  • The greater the number of electrons in a molecule, the greater the likelihood of a distortion and thus the greater the frequency and magnitude of the temporary dipoles
  • The dispersion forces between the molecules are stronger and the melting and boiling points are larger
  • The [popover id="1iji1iYH5LAecIpp" label="enthalpies of vaporisation"] and boiling points of the noble gases illustrate this factor:


As the number of electrons increases more energy is needed to overcome the forces of attraction between the noble gases atoms

Surface area

  • The larger the surface area of a molecule, the more contact it will have with adjacent molecules
  • The greater its ability to induce a dipole in an adjacent molecule, the greater the London (dispersion) forces and the higher the melting and boiling points
  • This point can be illustrated by comparing different isomers containing the same number of electrons:


Boiling points of molecules with the same numbers of electrons but different surface areas

Dipole-dipole atttractions

  • Temporary dipoles exist in all molecules, but in some molecules there is also a permanent dipole
  • In addition to the London (dispersion) forces caused by temporary dipoles, molecules with permanent dipoles are also attracted to each other by permanent dipole-dipole bonding


The delta negative end of one polar molecule will be attracted onwards the delta positive end of a neighbouring polar molecule

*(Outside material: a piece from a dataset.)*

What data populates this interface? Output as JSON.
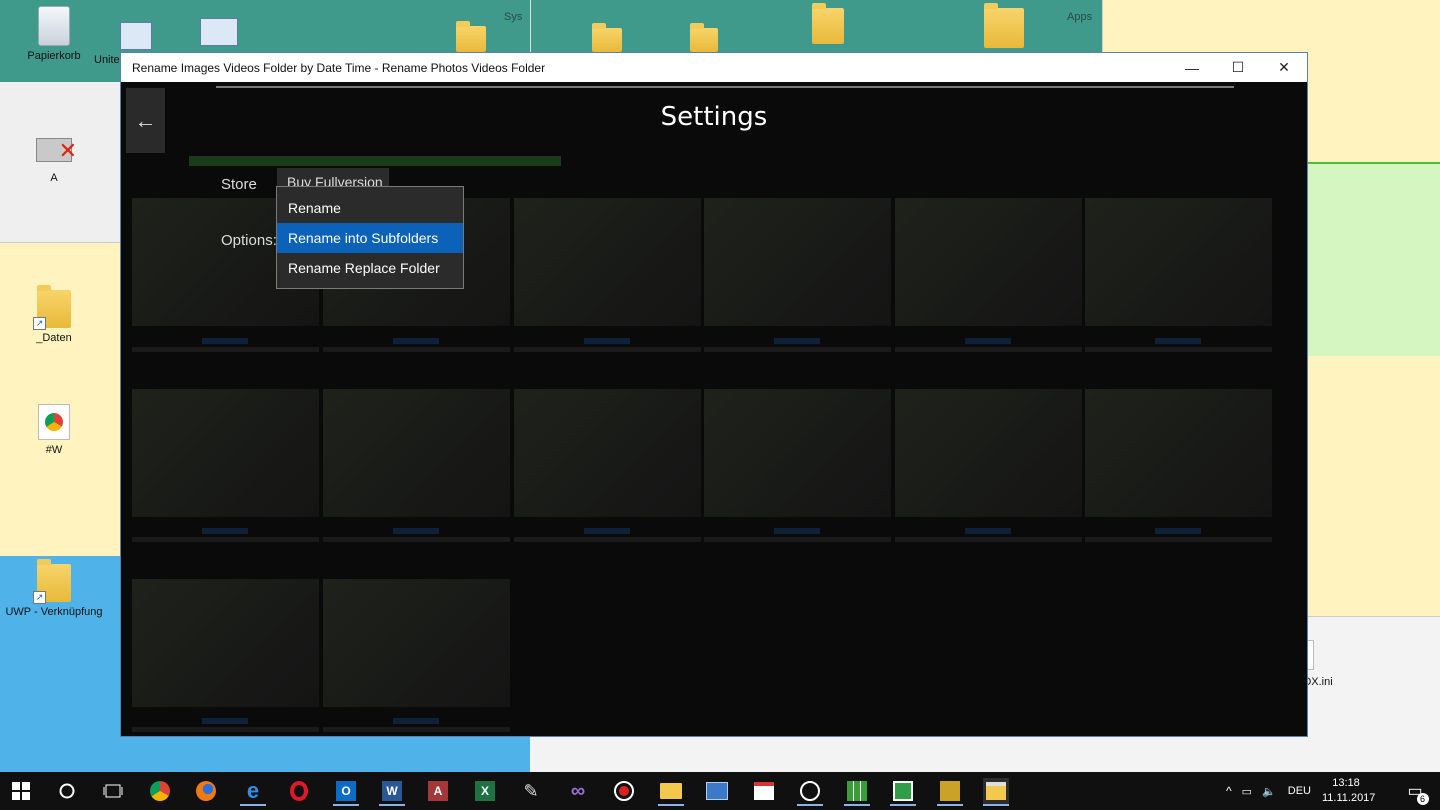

  • This is an attraction between a permanent dipole on one molecule and a permanent dipole on another.
  • Dipole-dipole bonding usually results in the boiling points of the compounds being slightly higher than expected from temporary dipoles alone
    • it slightly increases the strength of the intermolecular attractions
  • The effect of dipole-dipole bonding can be seen by comparing the melting and boiling points of different substances which should have London(dispersion) forces of similar strength

Comparing butane and propanone

  • For small molecules with the same number of electrons, dipole-dipole attractions are stronger than dispersion forces
    • Butane and propanone have the same number of electrons
    • Butane is a nonpolar molecule and will have only dispersion forces
    • Propanone is a polar molecule and will have dipole-dipole attractions and dispersion forces
    • Therefore, more energy is required to break the intermolecular forces between propanone molecules than between butane molecules
    • The result is that propanone has a higher boiling point than butane1.3-Chemical-Bonding-Pd-Pd-vs-Id-IdComparing substances with permanent and temporary dipoles in smaller molecules with an equal number of electrons

Hydrogen bonding

  • Hydrogen bonding is the strongest type of intermolecular force
    • Hydrogen bonding is a special type of permanent dipole – permanent dipole bonding
  • For hydrogen bonding to take place the following is needed:
    • A species which has an O or N or F (very electronegative) atom with an available lone pair of electrons
    • A hydrogen attached to the O, N or F
  • When hydrogen is covalently bonded to an electronegative atom, such as O or N, the bond becomes very highly polarised
  • The H becomes so δ+ charged that it can form a bond with the lone pair of an O or N atom in another molecule


The electronegative atoms O or N have a stronger pull on the electrons in the covalent bond with hydrogen, causing the bond to become polarised

  • Hydrogen bonds are represented by dots or dashes between H and the N/O/F element
  • The number of hydrogen bonds depends on:
    • The number of hydrogen atoms attached to O or N in the molecule
    • The number of lone pairs on the O or N


Ammonia can form a maximum of one hydrogen bond per molecule


Water can form a maximum of two hydrogen bonds per molecule


The polar covalent bonds between O and H atoms are intramolecular forces and the permanent dipole – permanent dipole forces between the molecules are intermolecular forces as they are a type of van der Waals’ force

Exam Tip

The term “London (dispersion) forces” refers to instantaneous induced dipole induced dipole forces that exist between any atoms or groups of atoms and should be used for non-polar species. You may be wondering about the term “van der Waals” forces: it is an inclusive term and refers to dipole–dipole, dipole-induced dipole and London (dispersion) forces